Media Contact: Jessy Sielski, 517-284-5725
To ensure effective priorities within the Michigan Specialty Crop Block Grant Program, the Michigan Department of Agriculture & Rural Development today announced a public input opportunity, which will be held through January 12, 2017.
The MDARD Specialty Crop Block Grant Program awards funds to projects to enhance the competitiveness of Michigan specialty crops, which include fruits and vegetables, tree nuts, dried fruits, horticulture, and nursery crops (including floriculture).
Follow this link to complete the specialty crop input questionnaire
To submit comments, visit www.michigan.gov/mdardgrants or send them via email to firstname.lastname@example.org. The deadline for comments is January 12, 2017, at 5:00 p.m. The input received will be considered when developing final program priorities for 2017.
In a climate like ours, farmers are challenged to turn a profit during a limited growing season. Like any business, there are tools they can use to help overcome these challenges, but the decision to invest in a solution—particularly an expensive one—requires confidence that the tool is worth every penny.
During the week, no one has time to spend hours cooking dinner. This recipe is so quick, that you should be able to prepare everything in the time it takes for the water to boil and the pasta to cook. This recipe below can easily feed a family of four that is full of vitamins from the kale, and protein from the goat cheese and almonds. Plus, it’s likely that you will have almost everything already in your fridge.
A cooperative living community of farm workers, food service employees, culinary students, agri-business entrepreneurs, and other local food and farming partners could address the intersection of several problems and potentials related to affordable housing in our region. This living community would be open to anyone involved in or serious about getting involved with local food work, and could help lay the foundation for a new generation of farmers.
Ypsilanti Food Co-op is known for providing value, quality food and knowledge to consumers. With 60 solar panels on our roof, we are known for being dedicated to creating sustainability of the environment and our local economy. We are connected with families whose children have grown up to become staff. We add value to our small community.
And we sell a full line of groceries in a small converted industrial space in historic Depot Town, Ypsilanti. Our focus is on organic, healthy, fair-trade and local foods.
For the last four years, Cary Junior has been working to create a market for a small group of black farmers not far from Detroit’s city center.
As general manager of the Southeast Michigan Producers Association, or SEMPA, Junior has been leading an effort to build the capacity of these farmers and get their greens, tomatoes, corn, squash and other vegetables into the hands of fellow Detroiters who lack access to healthy, fresh local food.
Living in Northern Michigan is a luxury and something I took for granted when I moved to Florida and then to Grand Rapids. I missed the peace and quiet, being treated as “Sarah” and not a $ sign, and the community feeling. Mostly, I missed the fresh produce, especially in the summer.

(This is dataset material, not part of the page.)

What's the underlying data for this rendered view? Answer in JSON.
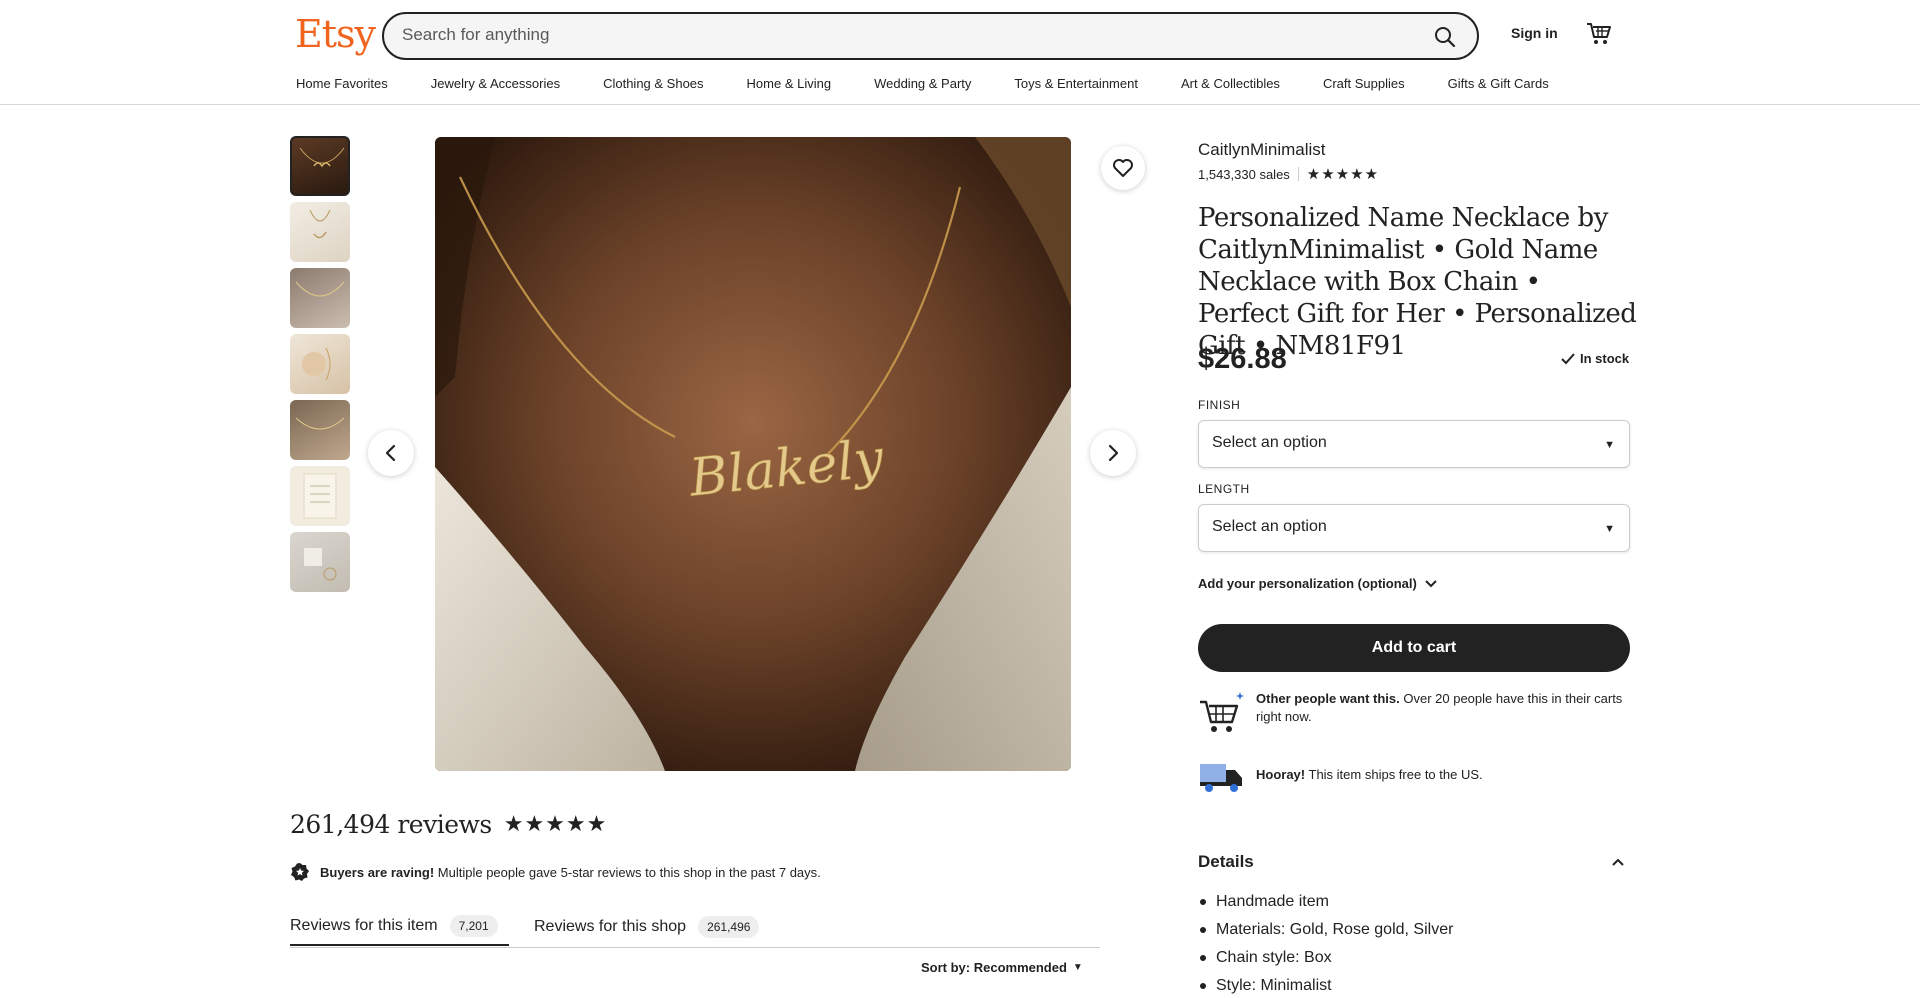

At Cafe Santé, we pride ourselves in using fresh produce, and if we can get it local, we do! The hustle and bustle of farmers going in and out the back door during the summer is crazy! On Saturdays, Chef is usually swinging by the farmers market to see what local foods else he can get.
Late on a Sunday afternoon in Detroit’s West Village, lazy brunch-goers cozy up to mugs of organic coffee and dirty chai. It’s frigid outside, but inside Detroit Vegan Soul patrons are toasty as they linger over stacks of sweet potato pancakes and plates of “catfish tofu” with black-eyed peas and collard greens.

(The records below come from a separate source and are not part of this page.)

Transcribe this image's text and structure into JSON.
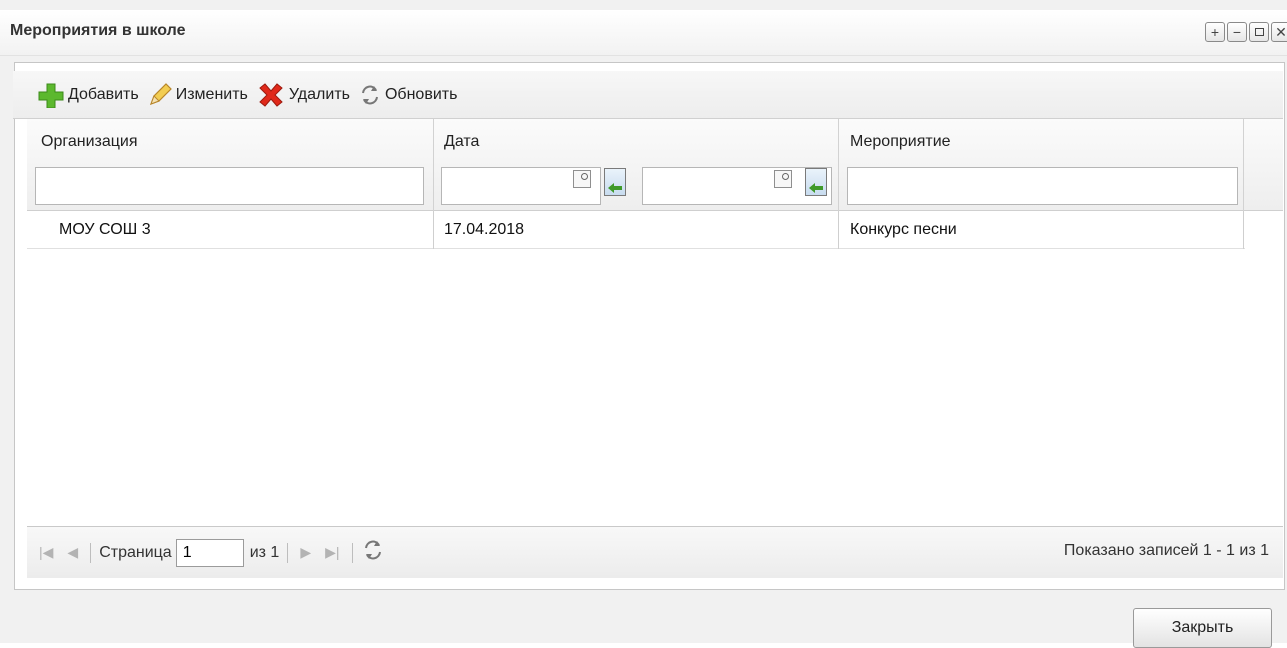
{
  "window": {
    "title": "Мероприятия в школе"
  },
  "toolbar": {
    "add_label": "Добавить",
    "edit_label": "Изменить",
    "delete_label": "Удалить",
    "refresh_label": "Обновить"
  },
  "grid": {
    "columns": [
      "Организация",
      "Дата",
      "Мероприятие"
    ],
    "rows": [
      {
        "organization": "МОУ СОШ 3",
        "date": "17.04.2018",
        "event": "Конкурс песни"
      }
    ]
  },
  "pager": {
    "page_label": "Страница",
    "page_value": "1",
    "of_label": "из 1",
    "info": "Показано записей 1 - 1 из 1"
  },
  "footer": {
    "close_label": "Закрыть"
  },
  "icons": {
    "add": "plus-icon",
    "edit": "pencil-icon",
    "delete": "x-icon",
    "refresh": "refresh-icon"
  },
  "colors": {
    "add_icon": "#5cb82e",
    "delete_icon": "#e0291a",
    "edit_icon": "#e8b838",
    "picker_arrow": "#3f9a2a"
  }
}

Winter in Northern Michigan presents a formidable challenge when it comes to sourcing local produce. While season extension systems and storage crops provide great options, the depths of winter still result in limited local produce availability. Exciting as these systems are, additional local produce choices are always a welcome joy in the winter months. Thankfully, here in northern Michigan we’re blessed with the Goodwill Farm to Freezer program.

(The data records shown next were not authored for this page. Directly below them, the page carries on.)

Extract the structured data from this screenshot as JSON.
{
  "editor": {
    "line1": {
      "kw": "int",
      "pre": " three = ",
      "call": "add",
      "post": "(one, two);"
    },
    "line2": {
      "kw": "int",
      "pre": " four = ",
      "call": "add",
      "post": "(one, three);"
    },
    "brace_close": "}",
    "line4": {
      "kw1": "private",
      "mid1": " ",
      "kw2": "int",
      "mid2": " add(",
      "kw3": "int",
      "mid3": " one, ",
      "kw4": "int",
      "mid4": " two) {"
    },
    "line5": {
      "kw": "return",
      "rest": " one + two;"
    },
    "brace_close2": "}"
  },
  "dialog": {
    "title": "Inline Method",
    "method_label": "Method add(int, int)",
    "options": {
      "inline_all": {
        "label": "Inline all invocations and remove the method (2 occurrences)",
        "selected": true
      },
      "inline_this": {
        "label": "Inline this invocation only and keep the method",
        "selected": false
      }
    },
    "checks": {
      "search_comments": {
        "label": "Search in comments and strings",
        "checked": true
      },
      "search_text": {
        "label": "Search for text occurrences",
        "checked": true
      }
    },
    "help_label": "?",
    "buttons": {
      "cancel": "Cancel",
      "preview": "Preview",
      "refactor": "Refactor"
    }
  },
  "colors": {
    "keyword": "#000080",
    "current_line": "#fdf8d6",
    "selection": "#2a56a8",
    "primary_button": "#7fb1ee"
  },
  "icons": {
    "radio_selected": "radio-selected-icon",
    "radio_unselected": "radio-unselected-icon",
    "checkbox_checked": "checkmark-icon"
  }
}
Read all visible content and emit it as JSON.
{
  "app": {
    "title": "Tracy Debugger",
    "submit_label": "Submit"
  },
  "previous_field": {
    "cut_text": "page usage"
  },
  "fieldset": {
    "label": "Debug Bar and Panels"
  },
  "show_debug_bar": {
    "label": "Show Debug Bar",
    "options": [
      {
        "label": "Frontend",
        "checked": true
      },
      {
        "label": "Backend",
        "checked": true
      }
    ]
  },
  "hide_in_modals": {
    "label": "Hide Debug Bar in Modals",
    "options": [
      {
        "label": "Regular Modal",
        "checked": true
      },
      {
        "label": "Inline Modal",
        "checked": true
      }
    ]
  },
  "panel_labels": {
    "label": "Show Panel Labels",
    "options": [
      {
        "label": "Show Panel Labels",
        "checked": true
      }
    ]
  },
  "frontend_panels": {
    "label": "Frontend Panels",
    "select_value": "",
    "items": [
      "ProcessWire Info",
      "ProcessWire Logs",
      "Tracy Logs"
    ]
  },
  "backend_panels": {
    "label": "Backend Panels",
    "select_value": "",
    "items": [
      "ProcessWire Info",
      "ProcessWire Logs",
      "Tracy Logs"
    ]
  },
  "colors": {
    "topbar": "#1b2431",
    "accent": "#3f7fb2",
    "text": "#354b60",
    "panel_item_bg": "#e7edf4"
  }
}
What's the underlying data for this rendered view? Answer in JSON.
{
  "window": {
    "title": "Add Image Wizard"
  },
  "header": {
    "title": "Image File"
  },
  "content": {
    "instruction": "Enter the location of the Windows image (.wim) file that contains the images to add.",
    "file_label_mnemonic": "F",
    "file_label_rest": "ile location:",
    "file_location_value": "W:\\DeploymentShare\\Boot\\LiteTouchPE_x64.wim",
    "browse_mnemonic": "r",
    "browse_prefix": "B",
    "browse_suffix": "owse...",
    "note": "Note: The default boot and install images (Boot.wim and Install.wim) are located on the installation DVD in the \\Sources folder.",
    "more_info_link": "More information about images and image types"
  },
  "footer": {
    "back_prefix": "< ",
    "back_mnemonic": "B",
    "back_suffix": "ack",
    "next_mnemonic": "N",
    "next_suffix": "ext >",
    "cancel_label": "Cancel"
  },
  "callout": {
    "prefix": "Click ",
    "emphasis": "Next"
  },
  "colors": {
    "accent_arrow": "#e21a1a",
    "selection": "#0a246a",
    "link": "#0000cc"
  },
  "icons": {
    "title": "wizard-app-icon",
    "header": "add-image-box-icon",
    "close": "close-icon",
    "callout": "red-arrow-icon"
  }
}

In 2014, when I moved with my husband and son to my family’s Centennial Farm in Posen, Michigan, I never thought I would have such an extraordinary chance to impact the local food system in the place we call home. From the moment we arrived, other farmers took us in, mentored us, and shared vital information and resources. We knew that if Presque Isle Farm was going to truly succeed in this persnickety and often bitter climate, we had to not only extend our growing season, but continue to partner with others on every level imaginable to vitalize northeastern Michigan’s food system.